A very nice profile of Dennis and Winston, the two guys who play "Audrey II", the plant in WSTA’s Little Shop of Horrors which opens tonight at SECCA:
WINSTON-SALEM — It’s a fairly safe bet that he’s the most popular carnivorous plant in the history of musical theater.
Even though Audrey II, star of "Little Shop of Horrors," might have a life of his own, it takes two people to bring the strange and unusual plant to life in this musical presented by the Theatre Alliance of Winston-Salem.
Dennis Raley is the voice of the plant, while Winston Sims is the plant puppeteer.
"The interesting thing is the connection it requires you to have with your fellow actors," Sims said. "We have to be more in tune with what everyone else is saying or singing and how or if they’re interacting with the plant than if we were on stage beside the other actors."
Based on the super-low-budget 1960 sci-fi movie, the 1982 musical "Little Shop of Horrors" was the highest-grossing production in off-Broadway history when it closed after 2,209 performances, not to mention it snatched a Drama Desk award for Best Musical.
It’s the story of a nebbish named Seymour who works in a shabby flower shop on the wrong side of the tracks. He hides a passion for his co-worker, Audrey, who is in a relationship with an abusive boyfriend.
Everything changes, however, when he finds a plant just after a solar eclipse. The plant, which he names Audrey II, unfortunately thrives on a diet of blood and raw meat, and even more unfortunately, the meals have to be fresh.
Although he becomes an unwitting murderer, Seymour also gains Audrey’s affection and a certain notoriety in horticultural circles. But with Audrey’s appetite increasing along with his size, it remains to be seen how long Seymour will be able to keep up with his demands — or what will happen if they go unanswered.
The musical requires an Audrey II in four different sizes, and Sims is actually inside the plant in its two largest versions.

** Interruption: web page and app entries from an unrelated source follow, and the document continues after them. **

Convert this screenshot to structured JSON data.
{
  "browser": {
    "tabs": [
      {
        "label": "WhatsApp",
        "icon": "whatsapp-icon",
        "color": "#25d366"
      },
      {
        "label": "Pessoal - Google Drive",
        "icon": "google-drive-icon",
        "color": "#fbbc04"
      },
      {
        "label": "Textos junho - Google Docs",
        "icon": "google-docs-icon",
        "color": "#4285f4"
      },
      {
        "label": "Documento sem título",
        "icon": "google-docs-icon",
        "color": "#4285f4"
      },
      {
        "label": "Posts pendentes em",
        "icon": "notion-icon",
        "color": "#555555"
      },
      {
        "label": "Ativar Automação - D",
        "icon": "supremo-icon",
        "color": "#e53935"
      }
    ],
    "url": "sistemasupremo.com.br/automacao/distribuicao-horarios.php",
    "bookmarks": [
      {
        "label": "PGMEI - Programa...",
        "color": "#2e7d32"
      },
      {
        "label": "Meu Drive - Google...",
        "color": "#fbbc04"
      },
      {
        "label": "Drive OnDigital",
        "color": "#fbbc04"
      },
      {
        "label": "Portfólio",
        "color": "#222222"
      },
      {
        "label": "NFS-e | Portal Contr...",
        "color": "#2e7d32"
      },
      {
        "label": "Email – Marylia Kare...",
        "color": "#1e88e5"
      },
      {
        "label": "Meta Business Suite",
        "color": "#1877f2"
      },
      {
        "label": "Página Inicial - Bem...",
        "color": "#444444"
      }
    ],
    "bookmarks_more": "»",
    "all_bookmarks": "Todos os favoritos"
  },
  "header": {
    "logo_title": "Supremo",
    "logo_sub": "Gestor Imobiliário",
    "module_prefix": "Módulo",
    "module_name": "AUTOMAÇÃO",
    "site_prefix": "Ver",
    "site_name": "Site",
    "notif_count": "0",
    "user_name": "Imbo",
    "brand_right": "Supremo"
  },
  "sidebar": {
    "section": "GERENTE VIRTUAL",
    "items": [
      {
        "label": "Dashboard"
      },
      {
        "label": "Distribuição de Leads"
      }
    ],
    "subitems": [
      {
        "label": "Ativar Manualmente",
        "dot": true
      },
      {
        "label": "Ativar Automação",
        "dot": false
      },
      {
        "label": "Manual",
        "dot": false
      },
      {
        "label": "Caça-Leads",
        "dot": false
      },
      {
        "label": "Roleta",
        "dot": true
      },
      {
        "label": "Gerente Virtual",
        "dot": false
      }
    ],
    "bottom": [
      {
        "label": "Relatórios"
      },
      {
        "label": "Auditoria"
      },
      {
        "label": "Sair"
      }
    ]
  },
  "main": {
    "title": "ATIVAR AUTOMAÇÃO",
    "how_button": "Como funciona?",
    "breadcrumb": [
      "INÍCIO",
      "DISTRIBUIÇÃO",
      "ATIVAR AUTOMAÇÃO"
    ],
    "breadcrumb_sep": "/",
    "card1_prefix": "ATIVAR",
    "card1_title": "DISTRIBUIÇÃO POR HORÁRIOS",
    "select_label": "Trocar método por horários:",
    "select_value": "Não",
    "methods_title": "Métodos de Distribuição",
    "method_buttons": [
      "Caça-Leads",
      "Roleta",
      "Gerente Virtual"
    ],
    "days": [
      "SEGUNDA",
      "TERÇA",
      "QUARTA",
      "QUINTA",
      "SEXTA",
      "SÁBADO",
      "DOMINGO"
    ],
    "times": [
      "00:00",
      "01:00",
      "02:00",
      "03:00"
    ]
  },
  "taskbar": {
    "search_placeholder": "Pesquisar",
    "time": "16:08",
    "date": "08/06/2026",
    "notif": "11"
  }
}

"It’s a big job," he said. "The biggest puppet, in particular, definitely gives you a workout. It’s not too hot in there right now, but we’re working without the stage lights, and I’ve always had time to come out and cool off. But I don’t have any down time once we’re running the show straight through."
Sims is actually playing Audrey II for the second time, having learned the ropes — or the tendrils, as the case may be — while in high school in Rockingham County. He’s now a senior at UNCG studying theater education.
"When acting with any kind of puppet, you have to learn to move and express yourself as you would as a person," he said. "(Director) Jamie Lawson has given me a lot of freedom to explore options. I try to be fairly consistent in my moves; switching it up too much is confusing to the other actors."
Sims and Raley have had to work together to coordinate their performances.
"I sit in front of him and do the lines and watch him," Raley said. "During rehearsals, I’m behind him, and for the performances, I’ll probably be back stage, so it’s our only time to study our pacing and timing."
The challenge, of course, is that they can’t see each other during a show. Sims is inside one of the plants, while Raley is singing off-stage. It’s the weirdest pas de deux imaginable because if Raley, for example, goes too quickly while Sims is in the largest and most cumbersome puppet, they will end up looking like a film played out of sync with its soundtrack.
Raley doesn’t mind the extra work because he has dreamed of this role since he saw the off-Broadway production more than 20 years ago.
"His job is harder than mine," he said. "I just have to concentrate on exactly what’s coming out of my mouth. It’s almost cartoonish — close, but not completely over the top."
Despite his name, the voice of Audrey II is supposed to be deep and booming, befitting the flavor of the Alan Menken-Howard Ashman songs, which are based on the "doo-wop" and rock ‘n’ roll hits of early Motown.
Raley lived in New York City for two decades performing in operas and concerts and theater, so he has that covered. Although he moved to the Piedmont in 2001, this is his first role in the area.
"We were both cast as Audrey II well before the plants arrived, so we had to wait to work on our roles," he says. "I’ve seen pictures of the plant from different productions, and some are mean-looking and some are friendly. That look decides how you approach the role. Our plants look friendly, and I’m happy about that because it’s better if it seems to be a game, if he’s not outwardly sinister."
After all, where’s the fun if your bloodthirsty and maniacal plant actually looks sinister?
Leslie Mizell has been covering the Triad’s theater scene for more than a decade. Her column runs weekly in Go Triad. Contact her at LAMizell@aol.com.
Frankly, I don’t know how Winston does it. After the "curtain" is down, he come out of that plant emaciated and twisted like a pretzel. But in the plant? The two of them are phenomenal.
Y’all got your tickets right?
October 19-21 & 25-28, 2007
Performed at SECCA, 750 Marguerite Street, Winston Salem
All shows at 8 pm, except Sundays at 2 pm.
FOR INFORMATION CALL 336.768.5655